Nigel Gray (42, photo) is a professional triathlete and looks well-prepared. Although he has just had a long flight from Canada when we meet him on Friday afternoon in Ghent, he looks very fit. "Let's wait until tomorrow morning", Nigel smiles. "I am not sure how I will feel then. I hope the jetlag won't be too bad."
Nigel will be taking part in the middle version of 133 km - there is also the short version of 83 km and the long version of 259 km, on exactly the same course as the professionals, from Bruges to Oudenaarde.
What he fears most, is the time difference. "I am looking forward to the steep cobble stone climbs in the Flemish Ardennes - like the Koppenberg, Paterberg and the Oude Kwaremont - but I hope they won't be too congested."
Cycling is emerging in Canada as well. "This year, the Tour of Flanders will be live on TV for the first time.

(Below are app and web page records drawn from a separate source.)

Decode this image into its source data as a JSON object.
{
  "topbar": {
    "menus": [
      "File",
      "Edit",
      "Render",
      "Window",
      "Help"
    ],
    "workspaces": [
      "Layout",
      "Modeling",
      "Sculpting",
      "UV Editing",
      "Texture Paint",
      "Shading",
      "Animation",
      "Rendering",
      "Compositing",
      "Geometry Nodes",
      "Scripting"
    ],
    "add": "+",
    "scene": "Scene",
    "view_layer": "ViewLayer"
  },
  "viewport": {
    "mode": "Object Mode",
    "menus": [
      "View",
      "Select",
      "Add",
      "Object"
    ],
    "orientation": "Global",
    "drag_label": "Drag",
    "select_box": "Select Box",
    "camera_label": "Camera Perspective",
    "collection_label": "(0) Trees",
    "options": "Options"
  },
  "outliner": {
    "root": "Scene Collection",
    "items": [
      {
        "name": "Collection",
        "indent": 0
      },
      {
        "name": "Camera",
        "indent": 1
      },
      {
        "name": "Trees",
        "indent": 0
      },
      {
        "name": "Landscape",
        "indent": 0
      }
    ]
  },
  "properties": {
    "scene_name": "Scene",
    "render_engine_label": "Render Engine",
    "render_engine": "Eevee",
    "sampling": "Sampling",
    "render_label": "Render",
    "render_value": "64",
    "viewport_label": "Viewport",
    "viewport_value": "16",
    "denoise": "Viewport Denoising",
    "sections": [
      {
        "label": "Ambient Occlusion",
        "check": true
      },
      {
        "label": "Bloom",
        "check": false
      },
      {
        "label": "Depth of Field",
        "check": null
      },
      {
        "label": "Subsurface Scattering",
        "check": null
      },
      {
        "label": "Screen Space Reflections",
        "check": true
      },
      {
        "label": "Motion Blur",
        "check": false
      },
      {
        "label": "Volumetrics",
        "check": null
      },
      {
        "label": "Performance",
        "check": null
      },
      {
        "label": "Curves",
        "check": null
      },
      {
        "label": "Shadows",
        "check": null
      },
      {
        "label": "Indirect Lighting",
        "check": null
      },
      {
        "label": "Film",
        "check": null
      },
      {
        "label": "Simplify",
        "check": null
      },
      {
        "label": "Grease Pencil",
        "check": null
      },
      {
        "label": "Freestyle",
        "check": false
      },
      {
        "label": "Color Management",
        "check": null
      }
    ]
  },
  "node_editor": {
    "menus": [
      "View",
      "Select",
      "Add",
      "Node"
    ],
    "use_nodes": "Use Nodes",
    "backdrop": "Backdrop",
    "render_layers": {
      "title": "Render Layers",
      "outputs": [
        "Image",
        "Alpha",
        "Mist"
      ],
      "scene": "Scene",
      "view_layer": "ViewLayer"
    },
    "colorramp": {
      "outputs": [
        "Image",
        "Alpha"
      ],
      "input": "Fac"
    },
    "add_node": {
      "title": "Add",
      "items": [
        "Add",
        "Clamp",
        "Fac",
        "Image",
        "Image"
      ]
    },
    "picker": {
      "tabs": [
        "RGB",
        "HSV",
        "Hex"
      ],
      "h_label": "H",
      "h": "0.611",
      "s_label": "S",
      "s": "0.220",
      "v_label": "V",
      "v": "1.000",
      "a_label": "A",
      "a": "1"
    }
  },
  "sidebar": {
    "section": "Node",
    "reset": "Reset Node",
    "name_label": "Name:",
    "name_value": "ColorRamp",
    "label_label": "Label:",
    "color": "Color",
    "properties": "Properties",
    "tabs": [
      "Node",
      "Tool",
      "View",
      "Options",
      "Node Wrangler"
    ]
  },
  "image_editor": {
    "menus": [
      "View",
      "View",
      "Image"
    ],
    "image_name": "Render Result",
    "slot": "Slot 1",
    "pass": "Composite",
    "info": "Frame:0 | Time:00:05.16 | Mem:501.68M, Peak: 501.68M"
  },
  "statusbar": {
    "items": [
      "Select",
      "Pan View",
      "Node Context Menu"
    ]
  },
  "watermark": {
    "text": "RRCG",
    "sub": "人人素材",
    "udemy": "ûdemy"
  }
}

The cycling culture in Canda is growing. Cycling is the new golf, I would say. Business people turn from golf to cycling. Cycling is faster, takes less time and you drink less afterwards - although we may doubt that after they will have tasted Belgian beers, red. - so that makes it a healthier sport than golf."
From summer straight to winter
We also meet Lew Targett in Ghent, who is doing the 133 km. Lew is concerned about the weather: when he left Australia on Wednesday, it was 36 degrees Celsius there (96.8 Fahrenheit). In Ghent, it's only 6 degrees (42.8 Fahrenheit).
"This is my first ride in Belgium", Lew (61, photo) says. "I am a bit worried, coming from summer to winter. "And then you have the cobble stones. I once rode on cobbles on the Champs Elysées in Paris, but that was not the same. The cobbles there are soft, not like here in Belgium. In Australia, I never did cobble stones! And the burgs are very steep and narrow. It will be quite an experience."
The Tour of Flanders will be broadcast live on Australian TV. "That has been the case since 2 or 3 years. It's getting more exposure."
Lew will be staying in Flanders for five days, and will visit some breweries and museums. On Wednesday, he will see the Scheldeprijs. However, when we ask him about what first comes to his mind when we mention Belgium, he says "a country without a government." We had almost forgotten, we indeed set a world record of one year and a half. But back to the Tour of Flanders. The riders can expect a cloudy day with some bright spells, temperatures of around 6 degrees Celsius and not too much wind. Most importantly, no rain is expected.